History: The term San is commonly used by scholars to refer to a diverse group of foragers living in southern Africa who share historical and linguistic connections. This same group of people was formerly referred to as "Bushmen," but this term has since been abandoned because it is considered racist and sexist. However, unless properly defined, the term San may elicit the same responses. It is believed that San have lived in the area of the Kalahari desert for thousands of years and may be the first humans to have occupied this region. There are numerous subgroups of San who live in small groups among their sedentary Bantu neighbors. They speak numerous dialects of a group of languages known for the characteristic "clicks" that can be heard in their pronunciation.
Economy: San are generally defined as a hunter and gatherer society or as foragers.

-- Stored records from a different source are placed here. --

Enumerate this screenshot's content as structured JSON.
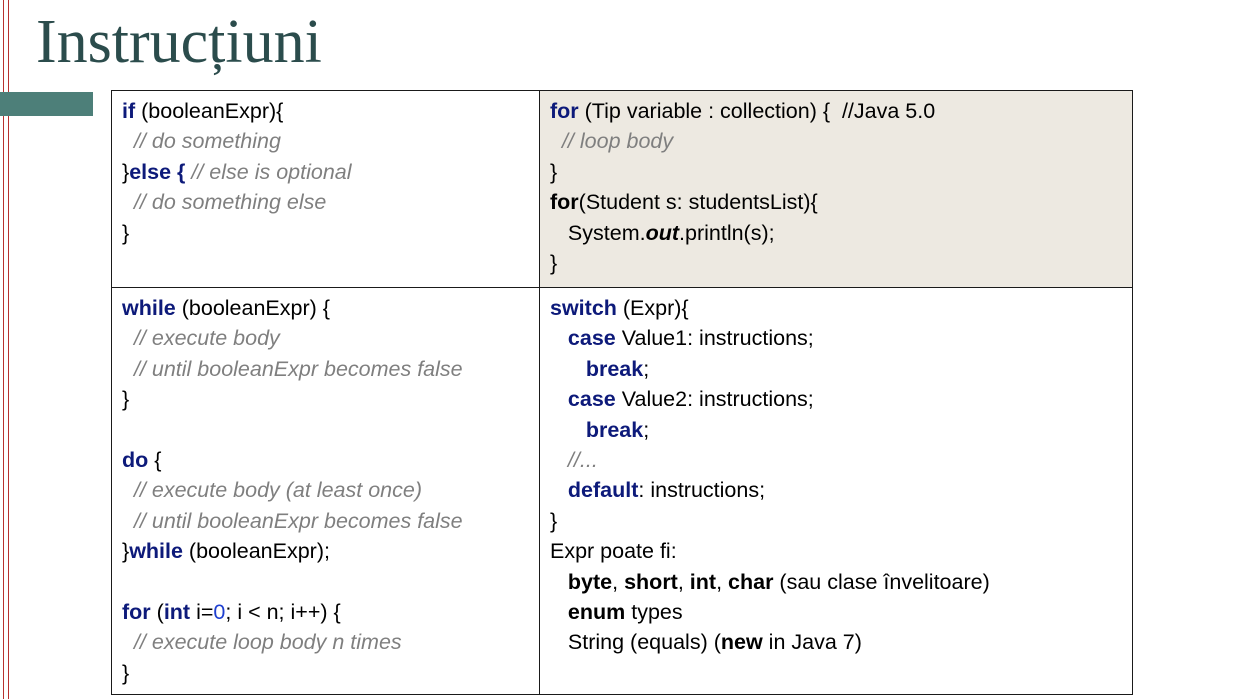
{
  "title": "Instrucțiuni",
  "colors": {
    "title": "#2b4c4c",
    "accent_bar": "#4d7f79",
    "margin_line": "#b8312f",
    "keyword": "#0d1a7a",
    "comment": "#7f7f7f",
    "number": "#1e3fd0",
    "shaded_cell": "#ede9e1"
  },
  "cells": {
    "if_else": {
      "lines": [
        [
          {
            "t": "if",
            "s": "kw"
          },
          {
            "t": " (booleanExpr){"
          }
        ],
        [
          {
            "t": "  "
          },
          {
            "t": "// do something",
            "s": "cm"
          }
        ],
        [
          {
            "t": "}"
          },
          {
            "t": "else {",
            "s": "kw"
          },
          {
            "t": " "
          },
          {
            "t": "// else is optional",
            "s": "cm"
          }
        ],
        [
          {
            "t": "  "
          },
          {
            "t": "// do something else",
            "s": "cm"
          }
        ],
        [
          {
            "t": "}"
          }
        ]
      ]
    },
    "for_each": {
      "lines": [
        [
          {
            "t": "for",
            "s": "kw"
          },
          {
            "t": " (Tip variable : collection) {  //Java 5.0"
          }
        ],
        [
          {
            "t": "  "
          },
          {
            "t": "// loop body",
            "s": "cm"
          }
        ],
        [
          {
            "t": "}"
          }
        ],
        [
          {
            "t": "for",
            "s": "b"
          },
          {
            "t": "(Student s: studentsList){"
          }
        ],
        [
          {
            "t": "   System."
          },
          {
            "t": "out",
            "s": "bi"
          },
          {
            "t": ".println(s);"
          }
        ],
        [
          {
            "t": "}"
          }
        ]
      ]
    },
    "loops": {
      "lines": [
        [
          {
            "t": "while",
            "s": "kw"
          },
          {
            "t": " (booleanExpr) {"
          }
        ],
        [
          {
            "t": "  "
          },
          {
            "t": "// execute body",
            "s": "cm"
          }
        ],
        [
          {
            "t": "  "
          },
          {
            "t": "// until booleanExpr becomes false",
            "s": "cm"
          }
        ],
        [
          {
            "t": "}"
          }
        ],
        [],
        [
          {
            "t": "do",
            "s": "kw"
          },
          {
            "t": " {"
          }
        ],
        [
          {
            "t": "  "
          },
          {
            "t": "// execute body (at least once)",
            "s": "cm"
          }
        ],
        [
          {
            "t": "  "
          },
          {
            "t": "// until booleanExpr becomes false",
            "s": "cm"
          }
        ],
        [
          {
            "t": "}"
          },
          {
            "t": "while",
            "s": "kw"
          },
          {
            "t": " (booleanExpr);"
          }
        ],
        [],
        [
          {
            "t": "for",
            "s": "kw"
          },
          {
            "t": " ("
          },
          {
            "t": "int",
            "s": "kw"
          },
          {
            "t": " i="
          },
          {
            "t": "0",
            "s": "num"
          },
          {
            "t": "; i < n; i++) {"
          }
        ],
        [
          {
            "t": "  "
          },
          {
            "t": "// execute loop body n times",
            "s": "cm"
          }
        ],
        [
          {
            "t": "}"
          }
        ]
      ]
    },
    "switch": {
      "lines": [
        [
          {
            "t": "switch",
            "s": "kw"
          },
          {
            "t": " (Expr){"
          }
        ],
        [
          {
            "t": "   "
          },
          {
            "t": "case",
            "s": "kw"
          },
          {
            "t": " Value1: instructions;"
          }
        ],
        [
          {
            "t": "      "
          },
          {
            "t": "break",
            "s": "kw"
          },
          {
            "t": ";"
          }
        ],
        [
          {
            "t": "   "
          },
          {
            "t": "case",
            "s": "kw"
          },
          {
            "t": " Value2: instructions;"
          }
        ],
        [
          {
            "t": "      "
          },
          {
            "t": "break",
            "s": "kw"
          },
          {
            "t": ";"
          }
        ],
        [
          {
            "t": "   "
          },
          {
            "t": "//...",
            "s": "cm"
          }
        ],
        [
          {
            "t": "   "
          },
          {
            "t": "default",
            "s": "kw"
          },
          {
            "t": ": instructions;"
          }
        ],
        [
          {
            "t": "}"
          }
        ],
        [
          {
            "t": "Expr poate fi:"
          }
        ],
        [
          {
            "t": "   "
          },
          {
            "t": "byte",
            "s": "b"
          },
          {
            "t": ", "
          },
          {
            "t": "short",
            "s": "b"
          },
          {
            "t": ", "
          },
          {
            "t": "int",
            "s": "b"
          },
          {
            "t": ", "
          },
          {
            "t": "char",
            "s": "b"
          },
          {
            "t": " (sau clase învelitoare)"
          }
        ],
        [
          {
            "t": "   "
          },
          {
            "t": "enum",
            "s": "b"
          },
          {
            "t": " types"
          }
        ],
        [
          {
            "t": "   String (equals) ("
          },
          {
            "t": "new",
            "s": "b"
          },
          {
            "t": " in Java 7)"
          }
        ]
      ]
    }
  }
}
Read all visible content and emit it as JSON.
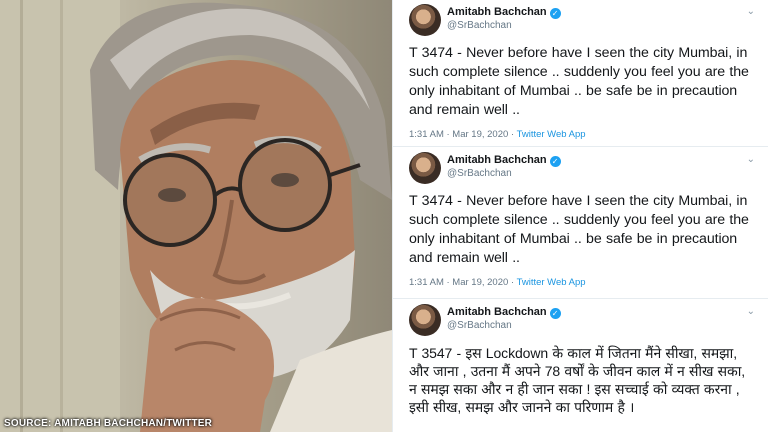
{
  "photo": {
    "caption": "SOURCE: AMITABH BACHCHAN/TWITTER"
  },
  "tweets": [
    {
      "author_name": "Amitabh Bachchan",
      "handle": "@SrBachchan",
      "text": "T 3474 - Never before have I seen the city Mumbai, in such complete silence .. suddenly you feel you are the only inhabitant of Mumbai .. be safe be in precaution and remain well ..",
      "time": "1:31 AM · Mar 19, 2020",
      "client": "Twitter Web App"
    },
    {
      "author_name": "Amitabh Bachchan",
      "handle": "@SrBachchan",
      "text": "T 3474 - Never before have I seen the city Mumbai, in such complete silence .. suddenly you feel you are the only inhabitant of Mumbai .. be safe be in precaution and remain well ..",
      "time": "1:31 AM · Mar 19, 2020",
      "client": "Twitter Web App"
    },
    {
      "author_name": "Amitabh Bachchan",
      "handle": "@SrBachchan",
      "text": "T 3547 -  इस Lockdown के काल में जितना मैंने सीखा, समझा, और जाना , उतना मैं अपने 78 वर्षों के जीवन काल में न सीख सका, न समझ सका और न ही जान सका  ! इस सच्चाई को व्यक्त करना , इसी सीख, समझ और जानने का परिणाम है ।"
    }
  ],
  "colors": {
    "verified": "#1da1f2",
    "link": "#1b95e0",
    "meta": "#657786",
    "text": "#14171a"
  }
}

As such, they live in small family groups and move about the land in search of food sources. In recent years, many San have begun to settle into larger groups around water sources, and many have also settled into the communities of their neighbors. In a hunting and gathering society, the women are usually responsible for procuring most of the food. They collect nuts and berries and dig for roots. They also capture small animals, which provide most of the protein for the family. Men usually hunt in small groups, but the food they provide is minimal. Surviving for thousands of years in the Kalahari, San peoples have had to develop a keen awareness of their surroundings and have learned to benefit from a seemingly harsh environment.
Political Systems: Leadership among the San is reserved for those who have lived within that group for a considerable time, who have achieved a respectable age, and who have desirable personal qualities. San are largely egalitarian, sharing such things as meat and tobacco. Land is usually owned by a group, and rights to land are usually inherited bilaterally. Kinship bonds provide the basic framework for political models. Membership in a group is determined by residency. As long as a person lives on the land of his group he maintains his membership. It is possible to hunt on lands not owned by the group, but permission must first be obtained by the owners.
Religion: San religions generally observe the supremacy of one powerful god, while at the same time recognizing the presence of lesser gods along with their wives and children. Respect is also paid to the spirits of the dead. Among some San it is believed that tilling the soil is contrary to the world order established by the god. Some groups also reserve reverence for the moon. San peoples have extensive oral traditions, and many of their tales incorporate stories about the gods that serve to educate listeners about what is considered moral San behavior. Of prime importance in all San groups is a ritual dance that serves to heal the community. The dance is a communal enterprise that transforms spiritual power and energy into medicine for all those who dance. The power is harnessed in the stomachs of both men and women, many of whom go into trance. This power can be used to heal both physical and psychological illnesses.
Credit: McIntyre, L. Lee and Christopher D. Roy. 'Art and Life in Africa Online.' 1998: The Art and Life in Africa Project,